by Mike Masnick
Wed, Jul 15th 2009 1:13pm
from the spectrum-for-sale dept
Mathew Ingram notes that Google is continuing its campaign to use television "white spaces" for Internet connectivity, a promising concept that hasn't panned out so far. I think the most interesting tidbit in Ingram's post comes from an interview with Richard Wiley, the guy who chaired the committee that developed what became the current digital television standard. Ingram says Wiley told him that one of the broadcasters' criteria for the new standard is that it use as much spectrum as possible. That sounds backwards, but it made sense for the broadcasters, because they knew they'd have to give back any spectrum they didn't use. And it's consistent with past experience; we've written before about the broadcasters' spectrum-hoarding tendencies.
Perverse incentives like this are an inevitable consequence of the FCC's Soviet-style process for assigning spectrum usage. As long as the uses for spectrum are decided by fiat by the FCC, current licensees are going to play these kinds of games to ensure they get the biggest slice they can, even if they waste spectrum in the process. A better way to handle the transition (and still a good idea today, for that matter) would have been to give the broadcasters a fixed spectrum allocation and then allowed them broad flexibility on how to use it—including the right to lease or sell unused portions to third parties. That way, if they found a way to transmit television signals with less spectrum, they would have been able to lease out the unusued portions to third parties who could put it to more productive use.

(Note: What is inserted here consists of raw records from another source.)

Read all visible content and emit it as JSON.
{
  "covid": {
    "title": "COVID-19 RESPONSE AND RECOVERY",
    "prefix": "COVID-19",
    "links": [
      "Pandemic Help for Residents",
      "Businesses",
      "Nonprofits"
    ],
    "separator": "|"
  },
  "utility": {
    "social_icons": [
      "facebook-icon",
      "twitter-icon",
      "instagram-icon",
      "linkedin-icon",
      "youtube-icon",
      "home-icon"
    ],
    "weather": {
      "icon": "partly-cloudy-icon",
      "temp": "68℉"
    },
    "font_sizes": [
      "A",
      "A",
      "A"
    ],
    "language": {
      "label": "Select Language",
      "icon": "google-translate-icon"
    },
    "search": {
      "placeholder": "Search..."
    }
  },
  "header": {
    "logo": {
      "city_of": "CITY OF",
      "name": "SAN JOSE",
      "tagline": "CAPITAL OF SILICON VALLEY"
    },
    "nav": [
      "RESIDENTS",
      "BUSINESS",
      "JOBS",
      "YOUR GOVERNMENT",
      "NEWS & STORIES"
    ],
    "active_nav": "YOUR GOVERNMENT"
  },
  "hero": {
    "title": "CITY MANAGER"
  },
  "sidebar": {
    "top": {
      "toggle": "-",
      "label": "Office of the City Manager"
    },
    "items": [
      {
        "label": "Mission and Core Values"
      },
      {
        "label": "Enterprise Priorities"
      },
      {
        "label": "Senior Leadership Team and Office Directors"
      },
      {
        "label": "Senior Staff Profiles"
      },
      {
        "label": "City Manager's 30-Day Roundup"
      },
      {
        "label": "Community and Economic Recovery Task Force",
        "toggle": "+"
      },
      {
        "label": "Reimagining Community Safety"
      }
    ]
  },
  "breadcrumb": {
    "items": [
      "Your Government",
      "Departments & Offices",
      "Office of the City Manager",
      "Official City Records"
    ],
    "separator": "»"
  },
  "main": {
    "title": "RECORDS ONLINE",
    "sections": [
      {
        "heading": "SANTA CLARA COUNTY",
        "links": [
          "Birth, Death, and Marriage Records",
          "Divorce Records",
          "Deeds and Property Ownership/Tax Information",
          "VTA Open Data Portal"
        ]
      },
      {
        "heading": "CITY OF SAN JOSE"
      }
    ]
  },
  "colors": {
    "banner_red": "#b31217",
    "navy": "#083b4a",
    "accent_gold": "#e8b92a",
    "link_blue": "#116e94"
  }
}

In addition to promoting more efficient spectrum use in the short run, putting more spectrum on the market (as they're doing in the UK) would have positive effects on the overall telecom market. By driving down the price of spectrum it would make it easier for new firms to get into the wireless market. So far, the relatively small number of licenses that have been put on the market has allowed incumbents to snapped them up and keep out new entrants. Putting more spectrum on the market would make this strategy a lot more difficult to pull off.
by Tom Lee
Fri, Jun 20th 2008 5:32pm
from the be-patient dept
Tim Wu is discouraged. Writing in Slate last week, the telecom expert lamented the terms he's facing as an aspiring iPhone 2 owner: a two-year AT&T contract thanks to the handset's newfound inability to be unlocked and a move toward a more conventional subsidized handset model. Wu sees this as emblematic of a shift in the mobile industry:
The fact that someone like me is switching to AT&T is a sign of the times in the telephone world. The wireless industry was once and is still sometimes called a "poster child for competition." That kind of talk needs to end.
He's right -- but then, that kind of talk shouldn't have been started in the first place. The mobile market was defined by long contracts, locked handsets and a lack of prepaid options long before Apple arrived on the scene. Now it appears that it'll remain that way long after Apple.
Admittedly, this is a disappointment. Many looked at Apple's choice of a second-rate carrier -- one they could bully around -- as a sign that everything was about to change. Finally a handset manufacturer had arisen that was powerful enough to break the industry's self-serving revenue model and empower consumers! With the recent declaration of the iPhone 2's retreat toward conventional industry shadiness, those counting on Apple's benevolent technological dictatorship have found themselves disappointed (as they have before, and no doubt will again). They were fooling themselves anyway: did anyone really think Apple was going to tolerate phone unlocking forever?
But the outlook isn't all grim. As Wu notes, the Google-led Open Handset Alliance is trying to follow in Apple's footsteps with its own game-changing, must-have handsets -- only this time there seems to be a more expressly ideological slant to the effort. And Verizon's Open Development Initiative, while less than perfect, is perhaps even more encouraging in that it shows the industry has begun to acknowledge the market's need for more flexibility in data services.
And that's the real reason for hope: the march of progress. Anyone who tries to paint the mobile industry as the picture of efficient market competition is either in denial or deeply dishonest. But wireless services will inevitably become more important and more available, whether thanks to WiMAX, revived municipal wifi projects (now without capital costs, thanks to the magic of bankruptcy!), spectrum freed by digital broadcasting, or some other wireless technology. The mobile carriers haven't been great at competing amongst themselves, but you can bet they'll begin responding once consumers have reasonable alternatives.
from the convergence dept
We've been pointing out for a while that analysts who try to measure "the PDA market" are wasting everybody's time. The addition of personal organizer functionality to mobile phones (or we could just as easily say, the addition of wireless telephony features to PDAs) meant that phones and PDAs were now part of one big "mobile communications device" market. The next step in that trend, already underway, is the gradual merging of the smart phone and MP3 player markets. An analyst is predicting that half of all cell phones will double as MP3 players by 2011. The cell phone market is getting close to saturation in the developed world, which means that manufacturers have to keep adding new features in order to convince customers to upgrade. I really hope this doesn't mean we'll have to spend the next five years debunking silly stories about the decline of "the MP3 player market."